It’s day 37 of the Ottawa transit strike. There’s no sign of a deal. But it didn’t really affect me until yesterday (aside from a slightly longer commute and new carpool company, which is actually quite pleasant). Yesterday I came home and was annoyed to find that my housekeeper hadn’t come to clean the house, as she does every two weeks while Suzy and I are at work. The place is overdue. Ceta hasn’t been here since early December, before the holidays. I’ve been keeping up with the tree needles and the laundry, but we count on her for a twice-monthly scrub. And we’ve set her up with other friends as well. She’s putting her nieces through school back in the Philippines.
So when I got home it hit me that no transit = no Ceta. And I instantly felt guilty. I should be doing something about this stupid strike.
I mentioned this to Dan on the way in to work this morning and suggested that what we need to do is kick the bums out of City Hall and start over. But nobody’s doing that. There are no rallies or posters up or even heckling, and no obvious leader around which sensible voices have coalesced. Heck, there aren’t even ad hoc transit options popping up — like pink ribbons on random street lamps denoting pick-up spots for women by hockey moms putting their minivans to good use, or new carpool web sites …
I asked Dan if we should get some eggs and go to City Hall — if we could start something. There’s violence in cracking egg shells. He shook his head.
“This is so Ottawa. The government employees are too rich to care, and the poor have no voice.”
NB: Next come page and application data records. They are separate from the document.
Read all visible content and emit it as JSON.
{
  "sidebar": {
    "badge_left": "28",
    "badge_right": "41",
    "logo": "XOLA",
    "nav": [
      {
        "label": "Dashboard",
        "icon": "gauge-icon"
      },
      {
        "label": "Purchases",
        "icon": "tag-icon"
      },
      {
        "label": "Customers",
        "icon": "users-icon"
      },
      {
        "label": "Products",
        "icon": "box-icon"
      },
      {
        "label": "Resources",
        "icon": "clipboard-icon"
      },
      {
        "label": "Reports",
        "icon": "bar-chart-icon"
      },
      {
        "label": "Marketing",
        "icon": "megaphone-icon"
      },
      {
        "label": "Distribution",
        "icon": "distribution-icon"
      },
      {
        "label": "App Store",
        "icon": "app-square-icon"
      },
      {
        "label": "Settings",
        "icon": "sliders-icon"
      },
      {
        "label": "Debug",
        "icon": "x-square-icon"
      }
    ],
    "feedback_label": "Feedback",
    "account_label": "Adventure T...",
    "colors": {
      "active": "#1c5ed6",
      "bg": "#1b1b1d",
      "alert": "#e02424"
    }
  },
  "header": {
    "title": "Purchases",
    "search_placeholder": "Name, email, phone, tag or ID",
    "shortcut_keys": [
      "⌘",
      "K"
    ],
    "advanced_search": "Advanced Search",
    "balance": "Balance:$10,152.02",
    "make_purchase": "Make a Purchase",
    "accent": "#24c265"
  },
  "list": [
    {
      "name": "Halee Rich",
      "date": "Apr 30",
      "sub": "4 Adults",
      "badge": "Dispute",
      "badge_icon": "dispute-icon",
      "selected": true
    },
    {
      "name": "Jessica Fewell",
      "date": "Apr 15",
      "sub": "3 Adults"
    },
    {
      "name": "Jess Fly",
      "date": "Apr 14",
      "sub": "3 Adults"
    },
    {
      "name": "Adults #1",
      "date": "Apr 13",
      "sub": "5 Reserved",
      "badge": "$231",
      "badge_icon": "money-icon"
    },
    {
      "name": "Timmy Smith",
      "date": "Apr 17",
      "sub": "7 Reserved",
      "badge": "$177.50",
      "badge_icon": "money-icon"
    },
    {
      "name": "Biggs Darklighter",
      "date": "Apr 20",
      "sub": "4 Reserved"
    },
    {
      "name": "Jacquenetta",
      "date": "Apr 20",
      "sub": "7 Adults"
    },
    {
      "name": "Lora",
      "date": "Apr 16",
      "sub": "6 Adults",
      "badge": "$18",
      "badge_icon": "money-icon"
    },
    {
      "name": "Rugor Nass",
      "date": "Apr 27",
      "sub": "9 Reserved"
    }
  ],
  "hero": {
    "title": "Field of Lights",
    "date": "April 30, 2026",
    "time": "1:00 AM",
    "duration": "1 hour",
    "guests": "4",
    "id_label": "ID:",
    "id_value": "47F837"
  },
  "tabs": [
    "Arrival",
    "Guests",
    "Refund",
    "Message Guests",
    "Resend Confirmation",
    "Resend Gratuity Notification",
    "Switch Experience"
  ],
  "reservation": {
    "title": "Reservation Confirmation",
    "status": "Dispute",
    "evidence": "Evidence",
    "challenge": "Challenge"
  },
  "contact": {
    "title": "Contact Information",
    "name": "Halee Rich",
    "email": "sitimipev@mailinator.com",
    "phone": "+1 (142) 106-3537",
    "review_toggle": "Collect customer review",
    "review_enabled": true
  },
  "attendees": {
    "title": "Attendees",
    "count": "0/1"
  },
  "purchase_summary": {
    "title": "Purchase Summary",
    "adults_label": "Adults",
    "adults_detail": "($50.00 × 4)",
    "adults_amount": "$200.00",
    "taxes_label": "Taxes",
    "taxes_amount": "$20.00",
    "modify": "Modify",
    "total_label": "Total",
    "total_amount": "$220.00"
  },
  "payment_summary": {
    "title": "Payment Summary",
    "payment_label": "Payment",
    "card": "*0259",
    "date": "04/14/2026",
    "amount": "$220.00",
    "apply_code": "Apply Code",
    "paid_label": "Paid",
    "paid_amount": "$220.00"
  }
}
It’s true. The little wad of cash is still there on the wash stand by the key bowl inside my front door. It didn’t make it to Ceta, to her bank account, and to those nieces. And Dan and I just went to work, like everyone else. And we don’t work for the government. Another normal day in Ottawa.